Patagonia Women's Lightweight A/C® Shirt
Made with a blend of ultralightweight 95% organic cotton/5% hemp, this crepe-woven shirt has a slightly raised texture to keep fabric lifted from skin.
- Ultralightweight organic cotton crepe-woven fabric has a touch of hemp and a breathable, linen-like texture
- Modern oversized boxy fit doesn’t have true armholes for an incredibly comfortable fit; hem is rolled and tacked
- Center-front button closure
- Hip length
- Dropped tail
- 96 g (3.4 oz)
2.2-oz 95% organic cotton/5% hemp lightweight crepeView The Footprint Chronicles
Hemp is an alternative natural fiber that’s cultivated with low impact on the environment. It requires no irrigation or synthetic fertilizers, and is harvested and processed by hand. It’s one of the most durable natural fibers on the planet, and results in a fabric with a wonderful drape, comparable to linen.

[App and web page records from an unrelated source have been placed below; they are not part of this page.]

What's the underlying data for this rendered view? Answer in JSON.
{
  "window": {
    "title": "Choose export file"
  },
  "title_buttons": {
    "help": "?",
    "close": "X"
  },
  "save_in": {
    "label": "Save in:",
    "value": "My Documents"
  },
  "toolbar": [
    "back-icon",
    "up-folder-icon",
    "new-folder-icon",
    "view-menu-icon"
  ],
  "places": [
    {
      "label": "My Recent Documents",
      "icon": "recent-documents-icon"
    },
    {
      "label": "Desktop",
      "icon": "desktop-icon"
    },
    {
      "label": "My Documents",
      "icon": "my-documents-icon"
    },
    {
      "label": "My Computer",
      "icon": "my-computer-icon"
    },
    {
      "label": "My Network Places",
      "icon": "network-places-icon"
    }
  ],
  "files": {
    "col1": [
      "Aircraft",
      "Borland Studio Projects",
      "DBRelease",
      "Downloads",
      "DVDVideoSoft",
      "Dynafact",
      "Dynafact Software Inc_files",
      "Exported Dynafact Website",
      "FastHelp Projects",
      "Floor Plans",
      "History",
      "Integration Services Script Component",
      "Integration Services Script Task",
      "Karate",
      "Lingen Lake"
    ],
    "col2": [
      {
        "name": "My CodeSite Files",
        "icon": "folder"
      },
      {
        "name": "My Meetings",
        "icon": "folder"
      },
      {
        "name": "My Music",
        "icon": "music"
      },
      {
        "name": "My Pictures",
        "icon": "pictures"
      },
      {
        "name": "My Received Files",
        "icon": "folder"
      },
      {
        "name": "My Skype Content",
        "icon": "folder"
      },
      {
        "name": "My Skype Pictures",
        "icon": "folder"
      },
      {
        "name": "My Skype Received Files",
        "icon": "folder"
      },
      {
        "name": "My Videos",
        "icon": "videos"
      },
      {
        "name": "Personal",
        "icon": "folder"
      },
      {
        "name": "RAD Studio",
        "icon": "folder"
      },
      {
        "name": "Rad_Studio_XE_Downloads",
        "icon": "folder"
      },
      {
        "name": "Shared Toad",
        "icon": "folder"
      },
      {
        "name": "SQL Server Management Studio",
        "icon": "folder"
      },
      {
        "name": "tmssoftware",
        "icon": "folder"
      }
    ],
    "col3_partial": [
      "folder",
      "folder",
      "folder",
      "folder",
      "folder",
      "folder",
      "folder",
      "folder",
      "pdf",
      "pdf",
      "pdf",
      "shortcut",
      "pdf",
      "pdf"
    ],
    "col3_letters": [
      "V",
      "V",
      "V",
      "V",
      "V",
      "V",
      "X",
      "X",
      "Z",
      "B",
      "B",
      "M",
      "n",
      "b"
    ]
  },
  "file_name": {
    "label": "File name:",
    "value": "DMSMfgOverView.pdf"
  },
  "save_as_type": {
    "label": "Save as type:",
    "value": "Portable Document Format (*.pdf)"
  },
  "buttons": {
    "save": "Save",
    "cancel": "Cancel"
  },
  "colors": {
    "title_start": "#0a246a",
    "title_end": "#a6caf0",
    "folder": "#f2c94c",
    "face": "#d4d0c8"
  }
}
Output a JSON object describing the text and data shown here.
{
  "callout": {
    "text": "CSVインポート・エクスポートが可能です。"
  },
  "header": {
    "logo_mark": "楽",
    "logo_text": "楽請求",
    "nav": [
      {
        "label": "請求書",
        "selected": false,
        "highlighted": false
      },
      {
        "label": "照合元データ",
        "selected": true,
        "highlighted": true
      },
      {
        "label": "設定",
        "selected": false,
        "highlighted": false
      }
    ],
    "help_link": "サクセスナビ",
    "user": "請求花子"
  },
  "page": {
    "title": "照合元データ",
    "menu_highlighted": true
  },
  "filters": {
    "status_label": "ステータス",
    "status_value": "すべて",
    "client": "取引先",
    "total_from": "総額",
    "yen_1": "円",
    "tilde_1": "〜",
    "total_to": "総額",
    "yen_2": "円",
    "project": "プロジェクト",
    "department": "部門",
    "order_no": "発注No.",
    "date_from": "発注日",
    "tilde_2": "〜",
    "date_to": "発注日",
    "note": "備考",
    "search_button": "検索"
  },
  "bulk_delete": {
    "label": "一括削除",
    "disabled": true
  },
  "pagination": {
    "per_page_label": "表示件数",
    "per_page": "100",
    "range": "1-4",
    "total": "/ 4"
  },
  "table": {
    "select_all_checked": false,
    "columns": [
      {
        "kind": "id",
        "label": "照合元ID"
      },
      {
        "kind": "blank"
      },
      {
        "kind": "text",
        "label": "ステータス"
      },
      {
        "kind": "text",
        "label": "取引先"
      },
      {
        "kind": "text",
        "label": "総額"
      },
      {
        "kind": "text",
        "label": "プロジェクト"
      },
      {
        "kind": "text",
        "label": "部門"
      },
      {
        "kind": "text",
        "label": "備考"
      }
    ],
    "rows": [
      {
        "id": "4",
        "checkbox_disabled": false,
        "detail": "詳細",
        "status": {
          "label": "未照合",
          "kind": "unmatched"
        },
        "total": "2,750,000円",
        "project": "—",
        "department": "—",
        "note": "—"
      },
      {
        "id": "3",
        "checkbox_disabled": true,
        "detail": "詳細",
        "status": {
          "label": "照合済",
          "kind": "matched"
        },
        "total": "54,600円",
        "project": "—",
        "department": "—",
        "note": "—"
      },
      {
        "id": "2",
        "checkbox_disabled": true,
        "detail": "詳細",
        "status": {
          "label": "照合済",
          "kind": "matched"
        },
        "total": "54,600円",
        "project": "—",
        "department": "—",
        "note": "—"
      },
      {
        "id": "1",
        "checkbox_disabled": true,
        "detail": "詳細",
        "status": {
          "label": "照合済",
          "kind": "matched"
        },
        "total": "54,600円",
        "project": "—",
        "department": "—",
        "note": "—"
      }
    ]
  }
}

Unfortunately, industrial hemp is illegal to grow in most parts of the world because government agencies continue to associate it with marijuana. We currently import our high-quality hemp from China, and continue to hope that it might someday grow freely again.
Patagonia makes garments with hemp alone or blended with other fibers like recycled polyester, organic cotton and spandex.
In 1996, with an increased awareness of the dangers of pesticide use and synthetic fertilizers in growing conventional cotton, we began the exclusive use of organically grown cotton in all of our cotton products.
The quality of organic cotton is equal to or better than conventionally grown cotton, yet organically grown methods support biodiversity and healthy ecosystems, improve the quality of soil and often use less water. Growing organically takes more time, requires more knowledge and skill, and, for now, costs more. But it’s worth it.
To ensure we are buying cotton that is organic as defined by the USDA’s National Organic Program, we require numerous certificates issued by an accredited third-party certification body for every step of the supply chain, from farm to factories.